## [What is required]
Report how many lines in the entries below have the word "true" in them, and give no other words.

## [Provided material]
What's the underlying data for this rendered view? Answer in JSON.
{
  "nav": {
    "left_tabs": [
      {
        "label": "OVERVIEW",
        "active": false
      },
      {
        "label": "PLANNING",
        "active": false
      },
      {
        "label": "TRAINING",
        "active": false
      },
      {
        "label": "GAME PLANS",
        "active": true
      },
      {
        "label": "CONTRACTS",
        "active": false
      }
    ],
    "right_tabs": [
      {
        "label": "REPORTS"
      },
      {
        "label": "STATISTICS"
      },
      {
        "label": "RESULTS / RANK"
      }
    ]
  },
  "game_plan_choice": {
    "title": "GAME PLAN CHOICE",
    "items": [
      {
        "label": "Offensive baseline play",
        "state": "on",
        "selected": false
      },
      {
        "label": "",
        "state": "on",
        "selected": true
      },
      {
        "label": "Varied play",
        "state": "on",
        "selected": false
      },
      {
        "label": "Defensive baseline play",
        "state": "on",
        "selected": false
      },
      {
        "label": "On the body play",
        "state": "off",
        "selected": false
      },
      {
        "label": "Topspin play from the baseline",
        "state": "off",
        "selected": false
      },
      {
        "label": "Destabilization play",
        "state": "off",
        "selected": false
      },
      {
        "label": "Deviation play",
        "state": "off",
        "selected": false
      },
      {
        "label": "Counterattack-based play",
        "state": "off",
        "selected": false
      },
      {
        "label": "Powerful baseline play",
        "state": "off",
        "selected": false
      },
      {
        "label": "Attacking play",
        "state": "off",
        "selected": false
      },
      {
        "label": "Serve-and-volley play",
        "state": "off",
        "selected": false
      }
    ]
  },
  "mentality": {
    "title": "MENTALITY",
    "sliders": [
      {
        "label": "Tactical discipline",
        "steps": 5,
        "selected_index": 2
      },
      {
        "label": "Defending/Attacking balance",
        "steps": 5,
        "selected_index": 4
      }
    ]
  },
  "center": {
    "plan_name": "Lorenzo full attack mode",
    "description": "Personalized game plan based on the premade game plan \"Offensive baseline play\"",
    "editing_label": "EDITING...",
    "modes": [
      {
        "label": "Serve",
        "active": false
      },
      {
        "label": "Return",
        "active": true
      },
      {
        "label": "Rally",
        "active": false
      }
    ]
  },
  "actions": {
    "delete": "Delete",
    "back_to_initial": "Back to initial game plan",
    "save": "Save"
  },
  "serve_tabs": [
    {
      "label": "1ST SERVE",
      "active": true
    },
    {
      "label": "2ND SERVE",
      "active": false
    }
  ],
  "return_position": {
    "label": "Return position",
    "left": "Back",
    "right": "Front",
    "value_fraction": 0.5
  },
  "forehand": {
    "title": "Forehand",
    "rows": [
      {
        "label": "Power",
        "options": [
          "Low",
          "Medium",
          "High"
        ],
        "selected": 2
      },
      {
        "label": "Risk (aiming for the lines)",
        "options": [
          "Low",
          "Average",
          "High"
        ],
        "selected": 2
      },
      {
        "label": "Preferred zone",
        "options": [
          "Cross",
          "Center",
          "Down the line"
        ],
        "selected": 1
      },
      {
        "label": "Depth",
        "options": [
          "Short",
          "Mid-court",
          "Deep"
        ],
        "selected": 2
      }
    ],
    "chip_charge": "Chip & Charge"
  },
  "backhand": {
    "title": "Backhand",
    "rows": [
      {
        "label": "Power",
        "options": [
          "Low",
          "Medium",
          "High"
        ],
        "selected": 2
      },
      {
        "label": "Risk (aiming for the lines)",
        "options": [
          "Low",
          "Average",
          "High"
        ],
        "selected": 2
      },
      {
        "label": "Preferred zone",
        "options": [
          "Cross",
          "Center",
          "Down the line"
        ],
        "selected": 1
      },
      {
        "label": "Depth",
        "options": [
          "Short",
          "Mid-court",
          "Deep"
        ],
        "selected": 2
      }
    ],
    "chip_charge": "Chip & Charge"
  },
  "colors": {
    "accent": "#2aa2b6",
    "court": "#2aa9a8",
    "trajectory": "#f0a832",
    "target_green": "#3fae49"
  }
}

## [Worked solution]
4